BEGIN Supplied entries
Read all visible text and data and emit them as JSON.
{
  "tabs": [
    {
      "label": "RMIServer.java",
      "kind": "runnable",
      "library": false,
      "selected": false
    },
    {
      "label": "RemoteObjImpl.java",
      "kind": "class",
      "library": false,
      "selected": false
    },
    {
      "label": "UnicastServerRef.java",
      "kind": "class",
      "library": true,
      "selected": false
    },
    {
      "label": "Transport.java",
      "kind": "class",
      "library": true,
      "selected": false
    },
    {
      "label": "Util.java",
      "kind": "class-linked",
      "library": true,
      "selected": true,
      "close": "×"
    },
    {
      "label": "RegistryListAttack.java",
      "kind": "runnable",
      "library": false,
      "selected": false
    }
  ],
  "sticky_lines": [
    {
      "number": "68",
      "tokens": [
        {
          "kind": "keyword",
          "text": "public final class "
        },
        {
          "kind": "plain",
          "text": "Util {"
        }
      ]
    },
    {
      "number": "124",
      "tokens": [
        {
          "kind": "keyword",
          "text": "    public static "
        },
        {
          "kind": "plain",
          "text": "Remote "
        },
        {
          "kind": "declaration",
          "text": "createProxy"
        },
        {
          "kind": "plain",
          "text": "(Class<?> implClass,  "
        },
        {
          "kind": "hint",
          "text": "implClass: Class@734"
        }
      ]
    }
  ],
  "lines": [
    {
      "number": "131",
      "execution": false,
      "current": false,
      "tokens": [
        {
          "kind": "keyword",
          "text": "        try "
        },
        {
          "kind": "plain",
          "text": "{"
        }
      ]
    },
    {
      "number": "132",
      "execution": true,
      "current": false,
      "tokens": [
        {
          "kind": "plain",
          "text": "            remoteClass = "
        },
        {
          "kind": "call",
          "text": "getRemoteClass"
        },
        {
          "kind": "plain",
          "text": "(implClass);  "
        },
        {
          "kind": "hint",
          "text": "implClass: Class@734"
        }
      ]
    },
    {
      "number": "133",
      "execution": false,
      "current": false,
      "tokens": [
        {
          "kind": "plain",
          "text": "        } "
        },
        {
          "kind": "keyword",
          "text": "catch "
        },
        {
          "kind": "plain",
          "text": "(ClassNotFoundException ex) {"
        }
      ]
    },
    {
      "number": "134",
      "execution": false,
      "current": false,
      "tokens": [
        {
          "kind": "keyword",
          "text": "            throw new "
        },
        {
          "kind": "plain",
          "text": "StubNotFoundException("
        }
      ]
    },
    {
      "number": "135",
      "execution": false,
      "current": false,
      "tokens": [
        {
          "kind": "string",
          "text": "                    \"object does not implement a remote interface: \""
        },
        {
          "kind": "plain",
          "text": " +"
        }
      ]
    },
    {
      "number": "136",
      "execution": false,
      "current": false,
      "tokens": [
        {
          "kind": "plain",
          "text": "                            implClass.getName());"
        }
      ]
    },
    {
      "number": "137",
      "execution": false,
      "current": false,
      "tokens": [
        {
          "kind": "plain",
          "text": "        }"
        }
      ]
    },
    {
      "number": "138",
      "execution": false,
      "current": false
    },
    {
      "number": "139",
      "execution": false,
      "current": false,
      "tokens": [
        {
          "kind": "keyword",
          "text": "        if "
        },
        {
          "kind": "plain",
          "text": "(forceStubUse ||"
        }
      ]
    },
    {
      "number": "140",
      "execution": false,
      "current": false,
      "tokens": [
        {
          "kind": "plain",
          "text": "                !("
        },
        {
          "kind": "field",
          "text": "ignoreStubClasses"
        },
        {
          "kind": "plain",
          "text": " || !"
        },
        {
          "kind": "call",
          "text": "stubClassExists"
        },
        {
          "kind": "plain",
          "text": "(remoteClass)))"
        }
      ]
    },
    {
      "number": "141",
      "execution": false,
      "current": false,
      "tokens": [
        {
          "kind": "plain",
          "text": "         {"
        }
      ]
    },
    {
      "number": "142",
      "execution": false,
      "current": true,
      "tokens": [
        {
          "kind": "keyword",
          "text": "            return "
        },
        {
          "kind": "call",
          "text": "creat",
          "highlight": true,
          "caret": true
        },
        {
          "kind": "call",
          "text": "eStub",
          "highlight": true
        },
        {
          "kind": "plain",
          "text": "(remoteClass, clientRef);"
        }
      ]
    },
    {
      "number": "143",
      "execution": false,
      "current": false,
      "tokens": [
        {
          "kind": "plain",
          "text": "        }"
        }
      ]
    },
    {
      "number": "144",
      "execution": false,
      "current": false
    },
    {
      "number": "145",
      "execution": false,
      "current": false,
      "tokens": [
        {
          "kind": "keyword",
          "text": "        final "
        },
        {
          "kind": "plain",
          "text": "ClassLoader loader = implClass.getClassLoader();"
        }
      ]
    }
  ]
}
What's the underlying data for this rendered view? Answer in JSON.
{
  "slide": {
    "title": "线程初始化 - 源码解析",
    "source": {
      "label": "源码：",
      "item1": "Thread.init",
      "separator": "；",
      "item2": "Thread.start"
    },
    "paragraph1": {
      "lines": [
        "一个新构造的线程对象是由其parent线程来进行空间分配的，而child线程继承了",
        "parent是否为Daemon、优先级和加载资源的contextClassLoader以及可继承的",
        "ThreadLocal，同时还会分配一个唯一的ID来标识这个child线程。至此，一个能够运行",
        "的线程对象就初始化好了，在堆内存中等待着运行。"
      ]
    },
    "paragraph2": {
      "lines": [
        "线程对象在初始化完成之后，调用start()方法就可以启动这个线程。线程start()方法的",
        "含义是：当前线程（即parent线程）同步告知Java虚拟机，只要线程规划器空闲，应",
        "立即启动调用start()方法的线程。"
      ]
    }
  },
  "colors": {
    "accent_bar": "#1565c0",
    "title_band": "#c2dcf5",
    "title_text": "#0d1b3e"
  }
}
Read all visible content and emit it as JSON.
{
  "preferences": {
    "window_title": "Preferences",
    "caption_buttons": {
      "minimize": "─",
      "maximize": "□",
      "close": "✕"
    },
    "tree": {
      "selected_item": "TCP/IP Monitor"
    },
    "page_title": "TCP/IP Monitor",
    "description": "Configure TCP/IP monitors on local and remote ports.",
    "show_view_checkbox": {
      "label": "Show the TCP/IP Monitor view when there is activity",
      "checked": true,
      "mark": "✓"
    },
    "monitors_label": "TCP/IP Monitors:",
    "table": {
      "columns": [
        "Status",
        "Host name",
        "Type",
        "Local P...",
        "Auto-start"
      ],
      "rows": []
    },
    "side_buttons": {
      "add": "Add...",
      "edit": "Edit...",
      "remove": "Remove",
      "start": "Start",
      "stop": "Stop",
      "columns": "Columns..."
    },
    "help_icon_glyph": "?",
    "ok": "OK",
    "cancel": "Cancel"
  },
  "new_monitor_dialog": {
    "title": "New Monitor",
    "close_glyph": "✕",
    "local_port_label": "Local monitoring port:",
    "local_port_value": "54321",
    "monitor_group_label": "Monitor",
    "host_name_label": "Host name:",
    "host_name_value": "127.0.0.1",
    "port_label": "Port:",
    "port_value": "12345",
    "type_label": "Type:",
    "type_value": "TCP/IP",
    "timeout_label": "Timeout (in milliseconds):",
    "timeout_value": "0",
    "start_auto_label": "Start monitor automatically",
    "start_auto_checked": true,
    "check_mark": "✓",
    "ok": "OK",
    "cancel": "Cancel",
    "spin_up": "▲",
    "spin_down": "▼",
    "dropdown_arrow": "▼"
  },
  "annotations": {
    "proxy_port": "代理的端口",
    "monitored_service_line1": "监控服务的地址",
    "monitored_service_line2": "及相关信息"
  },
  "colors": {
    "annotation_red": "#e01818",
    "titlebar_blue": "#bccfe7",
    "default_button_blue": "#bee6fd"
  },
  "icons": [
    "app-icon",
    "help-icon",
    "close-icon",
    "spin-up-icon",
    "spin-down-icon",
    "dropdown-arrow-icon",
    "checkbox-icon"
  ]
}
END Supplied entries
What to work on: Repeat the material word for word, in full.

Result:
Read all visible text and data and emit them as JSON.
{
  "tabs": [
    {
      "label": "RMIServer.java",
      "kind": "runnable",
      "library": false,
      "selected": false
    },
    {
      "label": "RemoteObjImpl.java",
      "kind": "class",
      "library": false,
      "selected": false
    },
    {
      "label": "UnicastServerRef.java",
      "kind": "class",
      "library": true,
      "selected": false
    },
    {
      "label": "Transport.java",
      "kind": "class",
      "library": true,
      "selected": false
    },
    {
      "label": "Util.java",
      "kind": "class-linked",
      "library": true,
      "selected": true,
      "close": "×"
    },
    {
      "label": "RegistryListAttack.java",
      "kind": "runnable",
      "library": false,
      "selected": false
    }
  ],
  "sticky_lines": [
    {
      "number": "68",
      "tokens": [
        {
          "kind": "keyword",
          "text": "public final class "
        },
        {
          "kind": "plain",
          "text": "Util {"
        }
      ]
    },
    {
      "number": "124",
      "tokens": [
        {
          "kind": "keyword",
          "text": "    public static "
        },
        {
          "kind": "plain",
          "text": "Remote "
        },
        {
          "kind": "declaration",
          "text": "createProxy"
        },
        {
          "kind": "plain",
          "text": "(Class<?> implClass,  "
        },
        {
          "kind": "hint",
          "text": "implClass: Class@734"
        }
      ]
    }
  ],
  "lines": [
    {
      "number": "131",
      "execution": false,
      "current": false,
      "tokens": [
        {
          "kind": "keyword",
          "text": "        try "
        },
        {
          "kind": "plain",
          "text": "{"
        }
      ]
    },
    {
      "number": "132",
      "execution": true,
      "current": false,
      "tokens": [
        {
          "kind": "plain",
          "text": "            remoteClass = "
        },
        {
          "kind": "call",
          "text": "getRemoteClass"
        },
        {
          "kind": "plain",
          "text": "(implClass);  "
        },
        {
          "kind": "hint",
          "text": "implClass: Class@734"
        }
      ]
    },
    {
      "number": "133",
      "execution": false,
      "current": false,
      "tokens": [
        {
          "kind": "plain",
          "text": "        } "
        },
        {
          "kind": "keyword",
          "text": "catch "
        },
        {
          "kind": "plain",
          "text": "(ClassNotFoundException ex) {"
        }
      ]
    },
    {
      "number": "134",
      "execution": false,
      "current": false,
      "tokens": [
        {
          "kind": "keyword",
          "text": "            throw new "
        },
        {
          "kind": "plain",
          "text": "StubNotFoundException("
        }
      ]
    },
    {
      "number": "135",
      "execution": false,
      "current": false,
      "tokens": [
        {
          "kind": "string",
          "text": "                    \"object does not implement a remote interface: \""
        },
        {
          "kind": "plain",
          "text": " +"
        }
      ]
    },
    {
      "number": "136",
      "execution": false,
      "current": false,
      "tokens": [
        {
          "kind": "plain",
          "text": "                            implClass.getName());"
        }
      ]
    },
    {
      "number": "137",
      "execution": false,
      "current": false,
      "tokens": [
        {
          "kind": "plain",
          "text": "        }"
        }
      ]
    },
    {
      "number": "138",
      "execution": false,
      "current": false
    },
    {
      "number": "139",
      "execution": false,
      "current": false,
      "tokens": [
        {
          "kind": "keyword",
          "text": "        if "
        },
        {
          "kind": "plain",
          "text": "(forceStubUse ||"
        }
      ]
    },
    {
      "number": "140",
      "execution": false,
      "current": false,
      "tokens": [
        {
          "kind": "plain",
          "text": "                !("
        },
        {
          "kind": "field",
          "text": "ignoreStubClasses"
        },
        {
          "kind": "plain",
          "text": " || !"
        },
        {
          "kind": "call",
          "text": "stubClassExists"
        },
        {
          "kind": "plain",
          "text": "(remoteClass)))"
        }
      ]
    },
    {
      "number": "141",
      "execution": false,
      "current": false,
      "tokens": [
        {
          "kind": "plain",
          "text": "         {"
        }
      ]
    },
    {
      "number": "142",
      "execution": false,
      "current": true,
      "tokens": [
        {
          "kind": "keyword",
          "text": "            return "
        },
        {
          "kind": "call",
          "text": "creat",
          "highlight": true,
          "caret": true
        },
        {
          "kind": "call",
          "text": "eStub",
          "highlight": true
        },
        {
          "kind": "plain",
          "text": "(remoteClass, clientRef);"
        }
      ]
    },
    {
      "number": "143",
      "execution": false,
      "current": false,
      "tokens": [
        {
          "kind": "plain",
          "text": "        }"
        }
      ]
    },
    {
      "number": "144",
      "execution": false,
      "current": false
    },
    {
      "number": "145",
      "execution": false,
      "current": false,
      "tokens": [
        {
          "kind": "keyword",
          "text": "        final "
        },
        {
          "kind": "plain",
          "text": "ClassLoader loader = implClass.getClassLoader();"
        }
      ]
    }
  ]
}
What's the underlying data for this rendered view? Answer in JSON.
{
  "slide": {
    "title": "线程初始化 - 源码解析",
    "source": {
      "label": "源码：",
      "item1": "Thread.init",
      "separator": "；",
      "item2": "Thread.start"
    },
    "paragraph1": {
      "lines": [
        "一个新构造的线程对象是由其parent线程来进行空间分配的，而child线程继承了",
        "parent是否为Daemon、优先级和加载资源的contextClassLoader以及可继承的",
        "ThreadLocal，同时还会分配一个唯一的ID来标识这个child线程。至此，一个能够运行",
        "的线程对象就初始化好了，在堆内存中等待着运行。"
      ]
    },
    "paragraph2": {
      "lines": [
        "线程对象在初始化完成之后，调用start()方法就可以启动这个线程。线程start()方法的",
        "含义是：当前线程（即parent线程）同步告知Java虚拟机，只要线程规划器空闲，应",
        "立即启动调用start()方法的线程。"
      ]
    }
  },
  "colors": {
    "accent_bar": "#1565c0",
    "title_band": "#c2dcf5",
    "title_text": "#0d1b3e"
  }
}
Read all visible content and emit it as JSON.
{
  "preferences": {
    "window_title": "Preferences",
    "caption_buttons": {
      "minimize": "─",
      "maximize": "□",
      "close": "✕"
    },
    "tree": {
      "selected_item": "TCP/IP Monitor"
    },
    "page_title": "TCP/IP Monitor",
    "description": "Configure TCP/IP monitors on local and remote ports.",
    "show_view_checkbox": {
      "label": "Show the TCP/IP Monitor view when there is activity",
      "checked": true,
      "mark": "✓"
    },
    "monitors_label": "TCP/IP Monitors:",
    "table": {
      "columns": [
        "Status",
        "Host name",
        "Type",
        "Local P...",
        "Auto-start"
      ],
      "rows": []
    },
    "side_buttons": {
      "add": "Add...",
      "edit": "Edit...",
      "remove": "Remove",
      "start": "Start",
      "stop": "Stop",
      "columns": "Columns..."
    },
    "help_icon_glyph": "?",
    "ok": "OK",
    "cancel": "Cancel"
  },
  "new_monitor_dialog": {
    "title": "New Monitor",
    "close_glyph": "✕",
    "local_port_label": "Local monitoring port:",
    "local_port_value": "54321",
    "monitor_group_label": "Monitor",
    "host_name_label": "Host name:",
    "host_name_value": "127.0.0.1",
    "port_label": "Port:",
    "port_value": "12345",
    "type_label": "Type:",
    "type_value": "TCP/IP",
    "timeout_label": "Timeout (in milliseconds):",
    "timeout_value": "0",
    "start_auto_label": "Start monitor automatically",
    "start_auto_checked": true,
    "check_mark": "✓",
    "ok": "OK",
    "cancel": "Cancel",
    "spin_up": "▲",
    "spin_down": "▼",
    "dropdown_arrow": "▼"
  },
  "annotations": {
    "proxy_port": "代理的端口",
    "monitored_service_line1": "监控服务的地址",
    "monitored_service_line2": "及相关信息"
  },
  "colors": {
    "annotation_red": "#e01818",
    "titlebar_blue": "#bccfe7",
    "default_button_blue": "#bee6fd"
  },
  "icons": [
    "app-icon",
    "help-icon",
    "close-icon",
    "spin-up-icon",
    "spin-down-icon",
    "dropdown-arrow-icon",
    "checkbox-icon"
  ]
}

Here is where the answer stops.